--- START ---

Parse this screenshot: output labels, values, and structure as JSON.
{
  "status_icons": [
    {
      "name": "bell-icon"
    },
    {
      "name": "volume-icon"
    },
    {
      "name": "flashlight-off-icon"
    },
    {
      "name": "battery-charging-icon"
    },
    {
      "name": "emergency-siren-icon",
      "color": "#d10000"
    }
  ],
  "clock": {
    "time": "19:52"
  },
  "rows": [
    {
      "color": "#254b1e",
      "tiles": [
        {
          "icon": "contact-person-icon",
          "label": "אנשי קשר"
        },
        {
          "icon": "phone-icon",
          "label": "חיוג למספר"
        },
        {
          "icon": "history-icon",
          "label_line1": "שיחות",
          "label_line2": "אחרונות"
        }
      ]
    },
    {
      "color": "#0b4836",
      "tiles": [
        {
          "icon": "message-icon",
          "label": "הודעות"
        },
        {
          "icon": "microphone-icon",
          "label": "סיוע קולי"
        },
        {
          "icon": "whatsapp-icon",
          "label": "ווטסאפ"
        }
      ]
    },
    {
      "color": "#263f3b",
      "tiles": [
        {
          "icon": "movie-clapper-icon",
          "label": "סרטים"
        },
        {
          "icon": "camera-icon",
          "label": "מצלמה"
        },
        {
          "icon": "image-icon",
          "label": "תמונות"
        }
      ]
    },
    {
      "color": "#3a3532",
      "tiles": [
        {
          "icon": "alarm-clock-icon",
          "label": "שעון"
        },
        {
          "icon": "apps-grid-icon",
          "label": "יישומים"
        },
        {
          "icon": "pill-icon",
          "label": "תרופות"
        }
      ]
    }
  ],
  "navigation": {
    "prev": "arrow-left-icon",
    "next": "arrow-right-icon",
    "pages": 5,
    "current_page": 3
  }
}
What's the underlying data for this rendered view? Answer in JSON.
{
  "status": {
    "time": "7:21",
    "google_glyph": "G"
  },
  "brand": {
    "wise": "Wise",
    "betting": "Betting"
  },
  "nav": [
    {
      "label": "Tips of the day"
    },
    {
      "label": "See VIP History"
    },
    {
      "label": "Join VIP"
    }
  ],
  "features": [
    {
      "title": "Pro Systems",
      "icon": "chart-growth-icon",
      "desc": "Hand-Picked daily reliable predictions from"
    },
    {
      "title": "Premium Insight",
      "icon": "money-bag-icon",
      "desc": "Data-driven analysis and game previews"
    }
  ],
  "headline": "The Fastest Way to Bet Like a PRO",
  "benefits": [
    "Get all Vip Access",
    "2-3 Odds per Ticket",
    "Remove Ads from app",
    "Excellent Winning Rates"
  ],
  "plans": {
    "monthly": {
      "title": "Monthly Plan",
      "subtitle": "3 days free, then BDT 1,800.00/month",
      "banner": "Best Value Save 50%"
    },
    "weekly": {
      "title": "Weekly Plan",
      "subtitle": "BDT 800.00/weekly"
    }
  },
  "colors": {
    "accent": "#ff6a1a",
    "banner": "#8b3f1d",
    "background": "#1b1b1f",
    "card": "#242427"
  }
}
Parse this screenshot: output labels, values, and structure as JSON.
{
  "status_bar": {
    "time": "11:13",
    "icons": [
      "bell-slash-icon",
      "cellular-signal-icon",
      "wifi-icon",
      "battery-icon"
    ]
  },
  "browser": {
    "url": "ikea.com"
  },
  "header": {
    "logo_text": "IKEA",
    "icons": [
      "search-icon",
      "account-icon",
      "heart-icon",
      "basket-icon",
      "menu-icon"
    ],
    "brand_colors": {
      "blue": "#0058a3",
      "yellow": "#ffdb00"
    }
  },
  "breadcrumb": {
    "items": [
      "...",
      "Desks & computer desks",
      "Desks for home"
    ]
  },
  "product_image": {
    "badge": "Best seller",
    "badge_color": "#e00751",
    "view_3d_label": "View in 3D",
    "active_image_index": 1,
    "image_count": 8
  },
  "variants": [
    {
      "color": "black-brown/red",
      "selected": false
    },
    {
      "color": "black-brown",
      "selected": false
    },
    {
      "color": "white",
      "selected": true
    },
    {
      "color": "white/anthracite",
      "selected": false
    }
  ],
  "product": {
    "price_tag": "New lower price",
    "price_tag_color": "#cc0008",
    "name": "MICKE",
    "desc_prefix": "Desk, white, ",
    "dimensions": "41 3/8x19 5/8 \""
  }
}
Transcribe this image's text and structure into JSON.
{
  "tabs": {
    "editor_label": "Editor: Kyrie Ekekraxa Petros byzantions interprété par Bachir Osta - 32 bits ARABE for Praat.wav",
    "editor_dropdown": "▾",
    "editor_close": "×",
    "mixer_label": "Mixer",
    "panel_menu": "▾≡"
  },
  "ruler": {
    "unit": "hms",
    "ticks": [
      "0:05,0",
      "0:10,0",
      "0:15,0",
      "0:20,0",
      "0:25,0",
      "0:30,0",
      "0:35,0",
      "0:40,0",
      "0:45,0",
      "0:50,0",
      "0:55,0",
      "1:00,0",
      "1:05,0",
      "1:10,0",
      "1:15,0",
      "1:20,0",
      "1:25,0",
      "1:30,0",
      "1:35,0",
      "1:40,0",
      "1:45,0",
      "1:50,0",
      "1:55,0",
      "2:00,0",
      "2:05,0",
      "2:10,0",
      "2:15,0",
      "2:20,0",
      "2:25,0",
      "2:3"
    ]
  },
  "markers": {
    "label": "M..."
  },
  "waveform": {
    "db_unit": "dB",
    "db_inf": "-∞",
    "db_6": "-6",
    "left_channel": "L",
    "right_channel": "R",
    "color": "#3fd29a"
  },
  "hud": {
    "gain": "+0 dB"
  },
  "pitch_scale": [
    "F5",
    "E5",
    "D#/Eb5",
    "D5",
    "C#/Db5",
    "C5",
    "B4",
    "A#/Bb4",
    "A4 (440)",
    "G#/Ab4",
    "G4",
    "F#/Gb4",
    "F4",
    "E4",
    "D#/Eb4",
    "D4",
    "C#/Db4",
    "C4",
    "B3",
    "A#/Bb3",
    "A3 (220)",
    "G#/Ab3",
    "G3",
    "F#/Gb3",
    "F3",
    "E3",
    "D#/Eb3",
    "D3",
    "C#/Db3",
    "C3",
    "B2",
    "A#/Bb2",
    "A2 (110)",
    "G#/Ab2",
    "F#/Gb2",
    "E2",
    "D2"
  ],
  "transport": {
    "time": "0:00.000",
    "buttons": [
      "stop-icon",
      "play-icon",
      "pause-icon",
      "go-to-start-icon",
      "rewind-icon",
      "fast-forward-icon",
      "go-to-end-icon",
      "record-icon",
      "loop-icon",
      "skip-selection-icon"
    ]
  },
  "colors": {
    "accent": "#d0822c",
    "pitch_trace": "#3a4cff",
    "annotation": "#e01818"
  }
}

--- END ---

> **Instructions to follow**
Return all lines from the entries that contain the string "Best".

> **Result below**
      "banner": "Best Value Save 50%"
    "badge": "Best seller",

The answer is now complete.